Once you have a strategy in place to grow your brand, utilize things like logo creation, social media, and special events to grow your name and help your customers understand who you are.
Build Consumer Relationships Despite Supply Chain Disruptions
Even if you’re facing supply chain issues, you can build relationships and establish trust with consumers. Today’s consumers desire relationships with businesses more than ever before, so it’s okay to show the “human” side of your brand as often as possible. That can make it easier to provide positive customer service experiences when you’re facing product shortages and delays.
Communication with your customers is one of the best ways to deal with frustrations over delays and supply chain issues, so be transparent. Make it a part of your identity. When you make sure your audience knows about the issues you’re facing and keep them updated about shipping information (including delays), they’re more likely to be understanding and patient.
Prepare to Handle Disruptions to Your Supply Chain
Supply chain disruptions are all but inevitable.

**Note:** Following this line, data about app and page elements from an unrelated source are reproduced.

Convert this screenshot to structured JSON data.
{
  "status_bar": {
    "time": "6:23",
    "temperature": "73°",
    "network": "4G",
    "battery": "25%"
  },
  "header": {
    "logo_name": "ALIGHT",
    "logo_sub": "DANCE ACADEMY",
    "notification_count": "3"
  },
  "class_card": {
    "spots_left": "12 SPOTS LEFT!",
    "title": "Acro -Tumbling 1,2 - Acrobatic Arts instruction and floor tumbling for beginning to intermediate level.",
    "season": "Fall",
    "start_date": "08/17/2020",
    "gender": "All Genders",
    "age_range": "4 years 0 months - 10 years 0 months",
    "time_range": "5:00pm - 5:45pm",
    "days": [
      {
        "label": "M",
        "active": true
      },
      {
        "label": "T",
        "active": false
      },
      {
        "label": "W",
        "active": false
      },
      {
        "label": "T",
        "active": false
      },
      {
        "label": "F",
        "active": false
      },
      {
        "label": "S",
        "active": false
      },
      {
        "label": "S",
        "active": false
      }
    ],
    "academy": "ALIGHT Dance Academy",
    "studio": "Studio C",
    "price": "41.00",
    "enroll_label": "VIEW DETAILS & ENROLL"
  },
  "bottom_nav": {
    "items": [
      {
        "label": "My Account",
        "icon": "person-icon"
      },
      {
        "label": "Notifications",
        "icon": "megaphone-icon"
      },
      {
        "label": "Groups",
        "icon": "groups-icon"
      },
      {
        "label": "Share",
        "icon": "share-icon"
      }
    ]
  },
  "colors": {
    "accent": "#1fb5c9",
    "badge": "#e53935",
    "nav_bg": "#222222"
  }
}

Make sure your business has a backup plan and is prepared to deal with them when they arise.
If you don’t have one already, consider establishing an emergency management center within your business. Once you have a team in place, you can offer them previously collected supply chain data and create a plan of action. This will make it easier for them to create an effective strategy while reducing the risk of miscommunication that’s often associated with supply chain disruptions.
You should also create a backup plan that incorporates the existing suppliers that can adapt with you when disruptions happen. It should also include technology exploration. Tech, such as AI, can make a big difference in the future of your business – even if it forces you to change some of your existing supply chain processes.

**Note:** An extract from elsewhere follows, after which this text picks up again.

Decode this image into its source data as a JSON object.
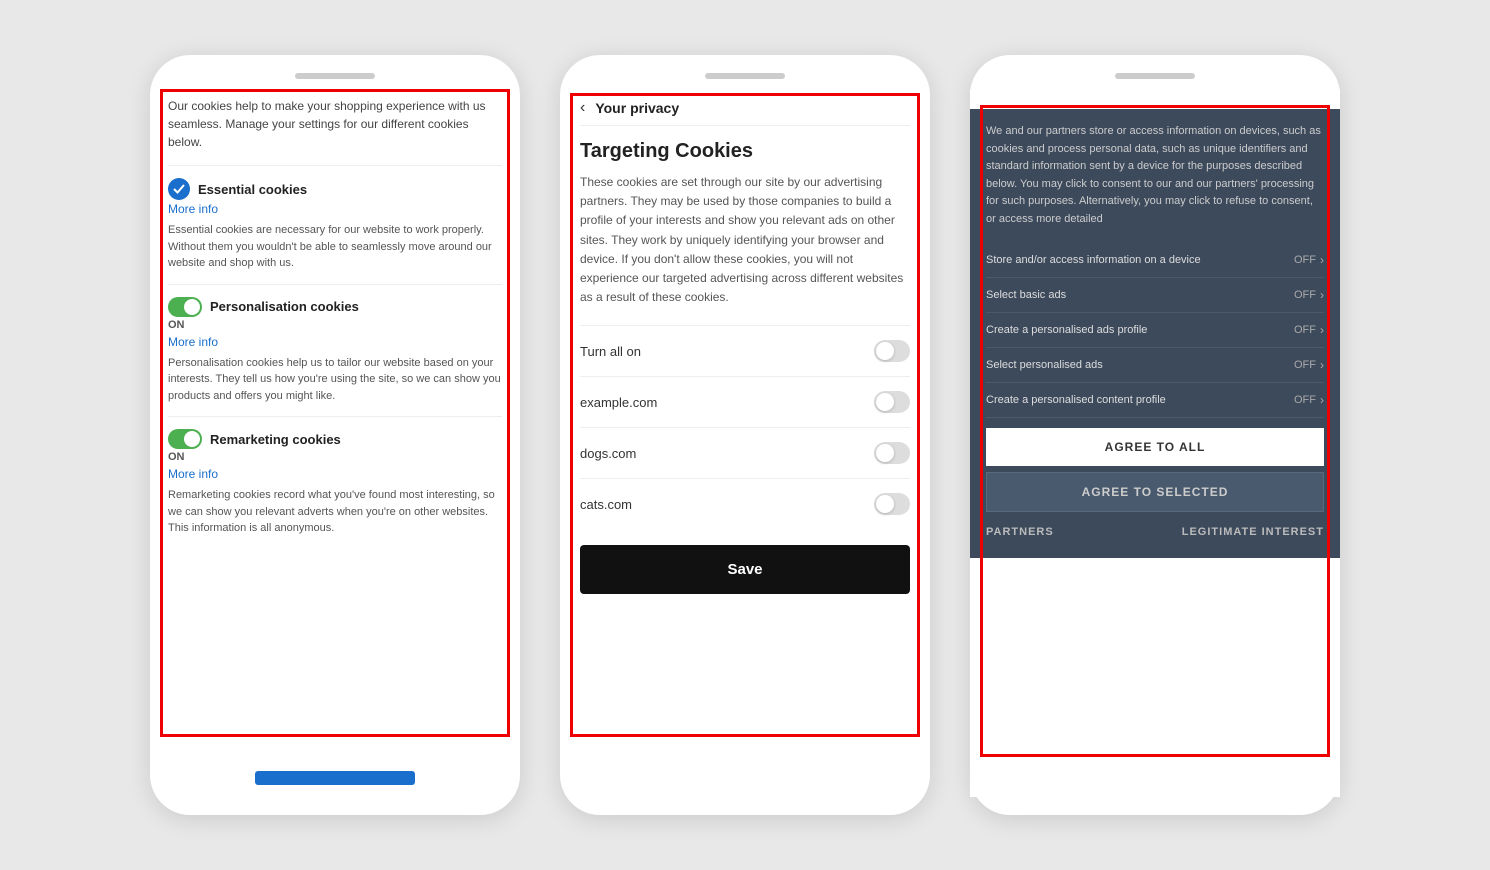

Be Patient During Supply Chain Disruptions
Additionally, try to be patient when disruptions occur. This isn’t the first time the world has seen supply chain issues, but they’re more unsettling now since there’s no end in sight. As someone involved in business, take heart in knowing these delays and disruptions won’t last forever.
In the meantime, focus on working smarter, not harder — to navigate supply chain disruptions. By mitigating some of the issues, being smart with data collection, and focusing on boosting the strength of other areas of your business, you’ll be able to get through these disruptions more comfortably. You may even come out on the other side with more resiliency and knowledge.
Featured Image Credit: Provided by the Author; Mika Baumeister; Unsplash; Thank you!